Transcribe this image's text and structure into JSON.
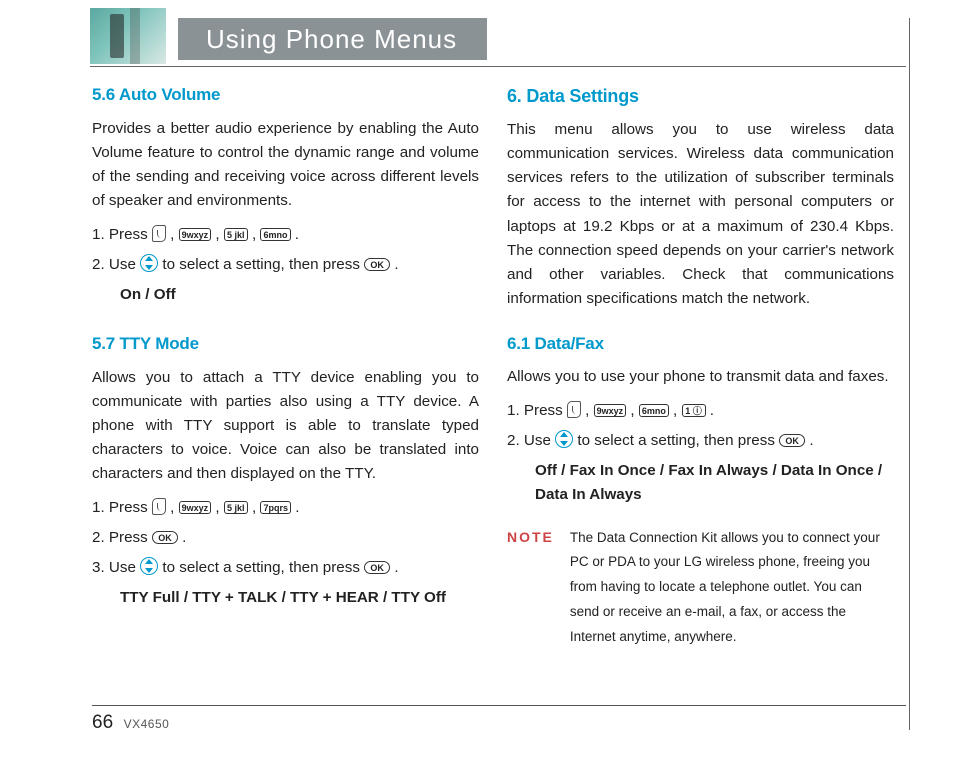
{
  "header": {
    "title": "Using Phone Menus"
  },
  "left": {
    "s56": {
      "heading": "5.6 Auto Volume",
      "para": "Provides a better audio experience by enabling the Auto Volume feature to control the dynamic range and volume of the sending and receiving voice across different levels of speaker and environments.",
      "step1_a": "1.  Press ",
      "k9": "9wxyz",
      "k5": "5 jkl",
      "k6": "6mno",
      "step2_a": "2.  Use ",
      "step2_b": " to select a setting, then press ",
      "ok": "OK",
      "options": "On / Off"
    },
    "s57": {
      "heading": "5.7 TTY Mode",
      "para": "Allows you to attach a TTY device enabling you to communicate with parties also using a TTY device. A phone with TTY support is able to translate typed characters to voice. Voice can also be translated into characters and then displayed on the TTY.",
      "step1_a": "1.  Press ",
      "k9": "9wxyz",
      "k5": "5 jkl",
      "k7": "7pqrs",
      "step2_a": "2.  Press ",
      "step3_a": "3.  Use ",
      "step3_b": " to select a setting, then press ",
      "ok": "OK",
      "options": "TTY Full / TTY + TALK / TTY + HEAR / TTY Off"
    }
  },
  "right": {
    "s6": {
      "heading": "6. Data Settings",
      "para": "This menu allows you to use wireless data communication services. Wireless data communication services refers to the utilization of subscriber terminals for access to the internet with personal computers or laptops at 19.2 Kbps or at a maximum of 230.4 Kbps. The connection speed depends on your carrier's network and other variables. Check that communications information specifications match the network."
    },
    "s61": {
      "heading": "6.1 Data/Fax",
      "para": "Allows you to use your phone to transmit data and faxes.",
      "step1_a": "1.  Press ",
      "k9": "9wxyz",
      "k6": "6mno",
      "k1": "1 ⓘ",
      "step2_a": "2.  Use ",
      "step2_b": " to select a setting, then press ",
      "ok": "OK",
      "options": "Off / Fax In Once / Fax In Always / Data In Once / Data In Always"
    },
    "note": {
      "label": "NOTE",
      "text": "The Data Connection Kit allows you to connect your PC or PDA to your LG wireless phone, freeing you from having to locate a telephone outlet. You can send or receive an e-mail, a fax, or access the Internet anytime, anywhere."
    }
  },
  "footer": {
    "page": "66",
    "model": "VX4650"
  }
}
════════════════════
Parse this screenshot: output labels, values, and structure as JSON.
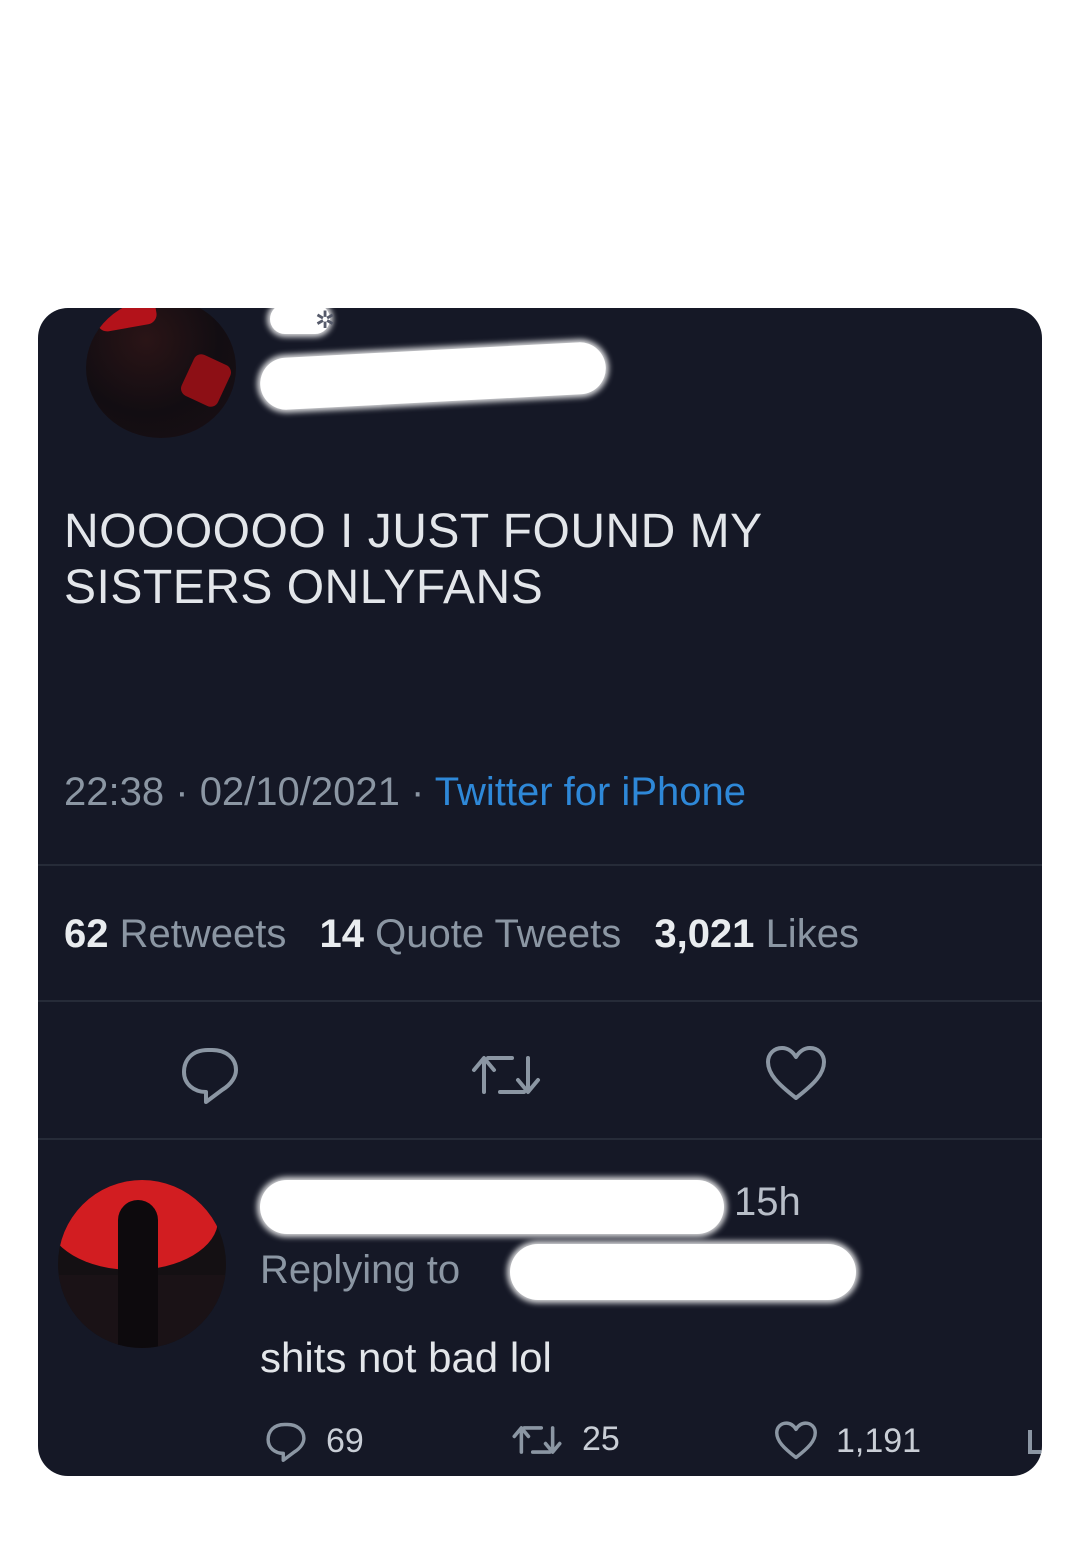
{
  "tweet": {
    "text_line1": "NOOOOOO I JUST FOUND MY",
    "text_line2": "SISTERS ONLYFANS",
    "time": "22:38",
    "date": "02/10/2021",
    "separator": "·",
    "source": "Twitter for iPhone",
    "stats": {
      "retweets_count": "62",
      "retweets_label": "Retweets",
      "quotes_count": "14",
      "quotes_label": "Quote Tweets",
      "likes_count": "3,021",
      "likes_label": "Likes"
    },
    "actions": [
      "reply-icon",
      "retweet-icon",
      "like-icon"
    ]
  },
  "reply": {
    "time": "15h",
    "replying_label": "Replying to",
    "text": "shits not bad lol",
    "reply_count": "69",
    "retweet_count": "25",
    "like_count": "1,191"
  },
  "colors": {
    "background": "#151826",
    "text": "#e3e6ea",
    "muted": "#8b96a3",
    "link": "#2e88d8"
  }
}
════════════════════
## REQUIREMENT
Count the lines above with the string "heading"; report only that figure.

## RESULT OF THIS TASK
4